(What you are asked to do)
Tally up the lines below that carry the word "JSON", answering with the figure alone.

Component data from apps and pages:
- - -
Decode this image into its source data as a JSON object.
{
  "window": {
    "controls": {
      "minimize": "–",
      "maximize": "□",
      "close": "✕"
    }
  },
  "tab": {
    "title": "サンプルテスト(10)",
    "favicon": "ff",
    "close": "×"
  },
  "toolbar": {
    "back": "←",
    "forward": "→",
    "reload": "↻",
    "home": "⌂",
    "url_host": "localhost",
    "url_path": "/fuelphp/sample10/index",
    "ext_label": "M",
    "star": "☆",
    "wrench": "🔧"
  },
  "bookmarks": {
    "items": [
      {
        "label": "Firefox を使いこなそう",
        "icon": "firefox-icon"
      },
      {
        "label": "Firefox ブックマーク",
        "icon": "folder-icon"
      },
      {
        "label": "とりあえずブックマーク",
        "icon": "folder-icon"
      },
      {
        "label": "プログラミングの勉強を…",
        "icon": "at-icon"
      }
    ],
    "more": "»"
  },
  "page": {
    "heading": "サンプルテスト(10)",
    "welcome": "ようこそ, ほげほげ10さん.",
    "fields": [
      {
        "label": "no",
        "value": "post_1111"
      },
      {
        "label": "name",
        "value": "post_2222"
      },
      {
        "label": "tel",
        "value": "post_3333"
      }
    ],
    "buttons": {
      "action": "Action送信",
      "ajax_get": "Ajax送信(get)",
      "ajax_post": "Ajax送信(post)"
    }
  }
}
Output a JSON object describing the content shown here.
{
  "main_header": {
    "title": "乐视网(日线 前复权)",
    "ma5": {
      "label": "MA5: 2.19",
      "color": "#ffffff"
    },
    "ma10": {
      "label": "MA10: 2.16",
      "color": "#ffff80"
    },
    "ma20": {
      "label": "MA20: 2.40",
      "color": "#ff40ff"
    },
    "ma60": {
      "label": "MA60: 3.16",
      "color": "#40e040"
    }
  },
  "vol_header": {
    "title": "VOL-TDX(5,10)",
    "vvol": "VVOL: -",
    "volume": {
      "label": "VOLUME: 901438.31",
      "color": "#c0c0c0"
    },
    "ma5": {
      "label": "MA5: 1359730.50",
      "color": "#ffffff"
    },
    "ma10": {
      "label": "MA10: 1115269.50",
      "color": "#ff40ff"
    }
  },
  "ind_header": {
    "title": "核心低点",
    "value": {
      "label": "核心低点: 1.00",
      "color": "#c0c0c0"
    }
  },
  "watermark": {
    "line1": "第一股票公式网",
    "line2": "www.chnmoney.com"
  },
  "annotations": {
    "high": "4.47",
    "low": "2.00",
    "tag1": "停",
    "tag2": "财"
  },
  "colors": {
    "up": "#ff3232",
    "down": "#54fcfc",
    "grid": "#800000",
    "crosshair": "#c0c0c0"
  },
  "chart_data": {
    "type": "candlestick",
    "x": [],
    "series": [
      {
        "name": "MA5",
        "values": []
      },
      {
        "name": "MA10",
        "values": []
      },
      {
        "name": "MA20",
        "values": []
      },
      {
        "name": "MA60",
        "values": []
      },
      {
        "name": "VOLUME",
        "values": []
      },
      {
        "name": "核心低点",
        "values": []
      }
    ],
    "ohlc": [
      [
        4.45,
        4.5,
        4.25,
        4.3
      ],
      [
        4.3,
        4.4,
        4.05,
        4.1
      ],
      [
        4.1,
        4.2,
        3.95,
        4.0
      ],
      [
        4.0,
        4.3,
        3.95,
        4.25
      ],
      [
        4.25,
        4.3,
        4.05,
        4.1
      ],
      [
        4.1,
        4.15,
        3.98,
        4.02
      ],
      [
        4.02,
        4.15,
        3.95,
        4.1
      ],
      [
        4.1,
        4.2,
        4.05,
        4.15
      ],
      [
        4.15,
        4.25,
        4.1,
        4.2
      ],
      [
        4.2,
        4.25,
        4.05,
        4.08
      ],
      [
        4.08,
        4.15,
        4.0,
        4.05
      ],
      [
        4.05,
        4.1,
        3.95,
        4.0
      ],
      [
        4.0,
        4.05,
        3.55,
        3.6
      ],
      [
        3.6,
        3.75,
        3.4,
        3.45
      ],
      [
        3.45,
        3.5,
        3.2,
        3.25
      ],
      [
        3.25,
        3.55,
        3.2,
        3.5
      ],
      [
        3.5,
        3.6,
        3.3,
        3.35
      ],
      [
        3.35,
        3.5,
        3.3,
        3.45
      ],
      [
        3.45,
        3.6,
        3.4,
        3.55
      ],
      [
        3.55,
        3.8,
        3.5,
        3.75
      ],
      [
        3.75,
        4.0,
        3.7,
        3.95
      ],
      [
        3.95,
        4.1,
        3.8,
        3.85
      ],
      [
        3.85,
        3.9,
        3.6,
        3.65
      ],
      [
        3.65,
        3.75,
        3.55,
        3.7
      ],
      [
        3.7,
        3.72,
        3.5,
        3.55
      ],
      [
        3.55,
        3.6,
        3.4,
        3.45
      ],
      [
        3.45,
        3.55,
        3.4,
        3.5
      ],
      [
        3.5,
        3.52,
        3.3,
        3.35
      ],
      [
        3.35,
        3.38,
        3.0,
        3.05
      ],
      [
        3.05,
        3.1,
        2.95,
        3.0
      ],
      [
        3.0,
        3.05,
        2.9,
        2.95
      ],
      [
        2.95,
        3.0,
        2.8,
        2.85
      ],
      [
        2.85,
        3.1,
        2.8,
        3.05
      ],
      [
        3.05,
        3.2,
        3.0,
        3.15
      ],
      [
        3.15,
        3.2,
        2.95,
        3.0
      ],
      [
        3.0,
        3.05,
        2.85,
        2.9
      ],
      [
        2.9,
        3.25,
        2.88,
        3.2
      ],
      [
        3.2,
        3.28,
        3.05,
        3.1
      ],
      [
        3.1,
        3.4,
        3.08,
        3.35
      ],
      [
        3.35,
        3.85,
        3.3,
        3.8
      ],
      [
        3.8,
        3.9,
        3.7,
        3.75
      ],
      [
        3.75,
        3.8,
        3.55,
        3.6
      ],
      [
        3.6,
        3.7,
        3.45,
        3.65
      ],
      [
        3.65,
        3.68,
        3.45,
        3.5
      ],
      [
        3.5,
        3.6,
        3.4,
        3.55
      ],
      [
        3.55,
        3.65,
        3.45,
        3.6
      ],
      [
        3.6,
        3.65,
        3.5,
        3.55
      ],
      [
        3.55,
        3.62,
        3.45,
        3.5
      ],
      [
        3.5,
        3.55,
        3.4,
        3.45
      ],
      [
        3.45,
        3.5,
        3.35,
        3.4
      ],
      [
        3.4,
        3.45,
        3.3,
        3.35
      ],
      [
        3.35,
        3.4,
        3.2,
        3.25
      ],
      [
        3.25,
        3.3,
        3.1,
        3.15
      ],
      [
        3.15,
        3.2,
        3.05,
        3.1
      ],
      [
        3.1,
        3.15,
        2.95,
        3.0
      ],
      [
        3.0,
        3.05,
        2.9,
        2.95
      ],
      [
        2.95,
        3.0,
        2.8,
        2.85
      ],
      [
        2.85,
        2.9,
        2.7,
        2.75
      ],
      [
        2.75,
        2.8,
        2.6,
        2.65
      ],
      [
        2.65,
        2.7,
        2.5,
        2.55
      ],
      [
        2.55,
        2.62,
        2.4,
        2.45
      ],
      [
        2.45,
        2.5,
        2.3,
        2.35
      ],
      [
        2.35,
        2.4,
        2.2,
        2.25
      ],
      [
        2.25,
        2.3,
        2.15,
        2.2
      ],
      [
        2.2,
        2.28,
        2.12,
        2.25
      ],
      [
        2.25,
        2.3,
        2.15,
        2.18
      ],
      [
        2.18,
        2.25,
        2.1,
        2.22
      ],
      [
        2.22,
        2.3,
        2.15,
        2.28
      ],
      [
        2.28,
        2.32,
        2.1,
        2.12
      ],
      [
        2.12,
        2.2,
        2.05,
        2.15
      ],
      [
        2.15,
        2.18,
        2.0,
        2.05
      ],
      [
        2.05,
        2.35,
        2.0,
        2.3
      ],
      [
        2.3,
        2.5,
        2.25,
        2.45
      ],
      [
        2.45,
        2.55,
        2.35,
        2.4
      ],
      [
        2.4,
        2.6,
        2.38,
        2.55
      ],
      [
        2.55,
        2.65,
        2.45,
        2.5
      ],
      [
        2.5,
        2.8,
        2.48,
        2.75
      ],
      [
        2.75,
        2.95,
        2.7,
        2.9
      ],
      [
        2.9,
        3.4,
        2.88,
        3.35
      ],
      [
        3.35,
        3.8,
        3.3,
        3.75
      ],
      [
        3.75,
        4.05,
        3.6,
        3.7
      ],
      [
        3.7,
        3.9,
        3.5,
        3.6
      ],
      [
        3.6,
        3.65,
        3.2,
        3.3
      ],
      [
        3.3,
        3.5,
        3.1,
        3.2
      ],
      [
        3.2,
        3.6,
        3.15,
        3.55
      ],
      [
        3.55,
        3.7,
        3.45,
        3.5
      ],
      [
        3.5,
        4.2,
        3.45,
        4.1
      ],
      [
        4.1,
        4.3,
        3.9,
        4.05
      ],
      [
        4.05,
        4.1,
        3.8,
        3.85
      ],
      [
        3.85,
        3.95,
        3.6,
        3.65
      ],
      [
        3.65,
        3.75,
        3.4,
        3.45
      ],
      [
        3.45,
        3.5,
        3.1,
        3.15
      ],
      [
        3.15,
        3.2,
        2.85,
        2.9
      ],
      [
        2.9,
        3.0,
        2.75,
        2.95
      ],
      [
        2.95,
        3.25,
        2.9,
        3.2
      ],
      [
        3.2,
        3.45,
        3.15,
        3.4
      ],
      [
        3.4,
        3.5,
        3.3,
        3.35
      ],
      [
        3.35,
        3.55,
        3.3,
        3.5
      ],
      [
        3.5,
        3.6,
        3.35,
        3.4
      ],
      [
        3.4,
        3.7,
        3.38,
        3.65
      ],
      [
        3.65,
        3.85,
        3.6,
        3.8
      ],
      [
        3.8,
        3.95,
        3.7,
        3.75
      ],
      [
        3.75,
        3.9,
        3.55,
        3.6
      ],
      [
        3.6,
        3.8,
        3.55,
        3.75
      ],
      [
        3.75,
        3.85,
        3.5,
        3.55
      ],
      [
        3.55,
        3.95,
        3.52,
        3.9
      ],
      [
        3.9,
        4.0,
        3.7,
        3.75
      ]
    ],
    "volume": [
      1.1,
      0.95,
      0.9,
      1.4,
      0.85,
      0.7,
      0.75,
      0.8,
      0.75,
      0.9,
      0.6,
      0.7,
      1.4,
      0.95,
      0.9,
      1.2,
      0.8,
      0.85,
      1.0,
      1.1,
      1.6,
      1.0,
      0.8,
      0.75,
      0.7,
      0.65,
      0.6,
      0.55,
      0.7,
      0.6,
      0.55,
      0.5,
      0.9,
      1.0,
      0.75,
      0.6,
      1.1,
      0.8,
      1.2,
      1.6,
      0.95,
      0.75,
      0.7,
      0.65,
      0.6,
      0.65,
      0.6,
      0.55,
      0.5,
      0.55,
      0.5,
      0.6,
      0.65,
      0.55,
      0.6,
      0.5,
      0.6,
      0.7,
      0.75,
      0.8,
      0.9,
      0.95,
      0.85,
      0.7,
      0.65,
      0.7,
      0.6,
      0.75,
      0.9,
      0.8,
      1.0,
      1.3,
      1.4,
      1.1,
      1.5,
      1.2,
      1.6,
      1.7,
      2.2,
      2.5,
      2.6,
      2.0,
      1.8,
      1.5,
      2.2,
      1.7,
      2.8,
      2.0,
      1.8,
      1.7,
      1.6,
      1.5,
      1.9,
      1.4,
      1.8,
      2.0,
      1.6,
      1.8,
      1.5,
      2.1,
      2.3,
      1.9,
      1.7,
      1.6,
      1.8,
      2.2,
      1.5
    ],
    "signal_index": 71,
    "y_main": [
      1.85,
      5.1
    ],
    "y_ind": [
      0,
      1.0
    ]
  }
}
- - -
(Output below)
2